Planetary Nebula Jonckheere 900

Jonckheere 900
Jonckheere 900: Imate taken with Hubble Space Telescope, © 2012 ESA/Hubble & NASA, Josh Barrington [43]

History

This nebula was discovered on 8 October 1912 by Robert Jonckheere at Lille University Observatory while searching for new double stars. He noted: «It consists of a planetary nebula 3" in diameter with two stellar points which form a double star at 148.0° 2.17", 9.8 and 9.8 mag. The total luminositoy of the nebula is about 9.5 mag and it takes a fairly high magnification to recognise its non-stellar character. There is a 10.3 mag star at 193.2° 11.1".» [42]

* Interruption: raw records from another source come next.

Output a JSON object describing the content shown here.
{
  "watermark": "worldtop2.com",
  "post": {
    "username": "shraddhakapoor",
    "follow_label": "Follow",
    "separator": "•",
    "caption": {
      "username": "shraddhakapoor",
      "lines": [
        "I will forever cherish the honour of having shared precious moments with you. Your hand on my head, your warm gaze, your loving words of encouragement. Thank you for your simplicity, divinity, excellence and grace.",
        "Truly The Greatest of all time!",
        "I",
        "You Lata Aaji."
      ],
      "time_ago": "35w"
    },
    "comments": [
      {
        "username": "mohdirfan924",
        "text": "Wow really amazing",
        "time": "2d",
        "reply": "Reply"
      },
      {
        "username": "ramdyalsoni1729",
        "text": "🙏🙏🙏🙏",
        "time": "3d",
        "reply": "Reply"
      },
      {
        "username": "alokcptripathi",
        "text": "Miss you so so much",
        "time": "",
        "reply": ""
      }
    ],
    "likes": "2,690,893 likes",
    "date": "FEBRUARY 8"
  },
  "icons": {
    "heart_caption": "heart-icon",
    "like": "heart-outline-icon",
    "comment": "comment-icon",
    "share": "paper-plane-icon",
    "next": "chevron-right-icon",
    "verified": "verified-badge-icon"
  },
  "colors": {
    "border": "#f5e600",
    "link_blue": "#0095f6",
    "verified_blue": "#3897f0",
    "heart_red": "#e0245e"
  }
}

Physical Properties

J 900 is a planetary nebula, small but fairly bright with a relatively evenly spread central region surrounded by soft wispy edges. The nebula appears to display a bipolar structure, where there are two distinct lobes of material emanating from its centre, enclosed by a bright oval disc. [43] Simbad lists apparent magnitudes in different bands: V 12.5; G 17.11; J 11.6; H 11.2; K 10.1. Distance is ~3.9 kpc. [145]

«Strasbourg-ESO Catalogue of Galactic Planetary Nebulae» Acker et al., 1992 [141]
Designations PN G194.2+02.5: J 900, PK 194+02.1, ARO 92, VV 28, VV'44
Right Ascension (J2000.0) 06h 25m 57s
Declination (J2000.0) +17° 47' 27"
Dimensions 9." (optical), 6." (radio)
Distance 2.0 kpc
Radial Velocity +47.2 ± 0.4 km/s
Expansion Velocity 18. (O-III) km/s
C-Star Designations AG82 63
C-Star Magnitude V: 17.8
C-Star Spectral Type WC ?
Discoverer JONCKHEERE 1916

Finder Chart

The nebula Jonckheere 900 can be found in the contellation Gemini. The best time for observation is in the months October through April.

Finder Chart Planetary Nebula Jonckheere 900
Planetary Nebula Jonckheere 900 in constellation Gemini. Charts created using SkySafari 6 Pro and STScI Digitized Sky Survey. Limiting magnitudes: Constellation chart ~6.5 mag, DSS2 close-ups ~20 mag. [149, 160]

Objects Within a Radius of 15°

References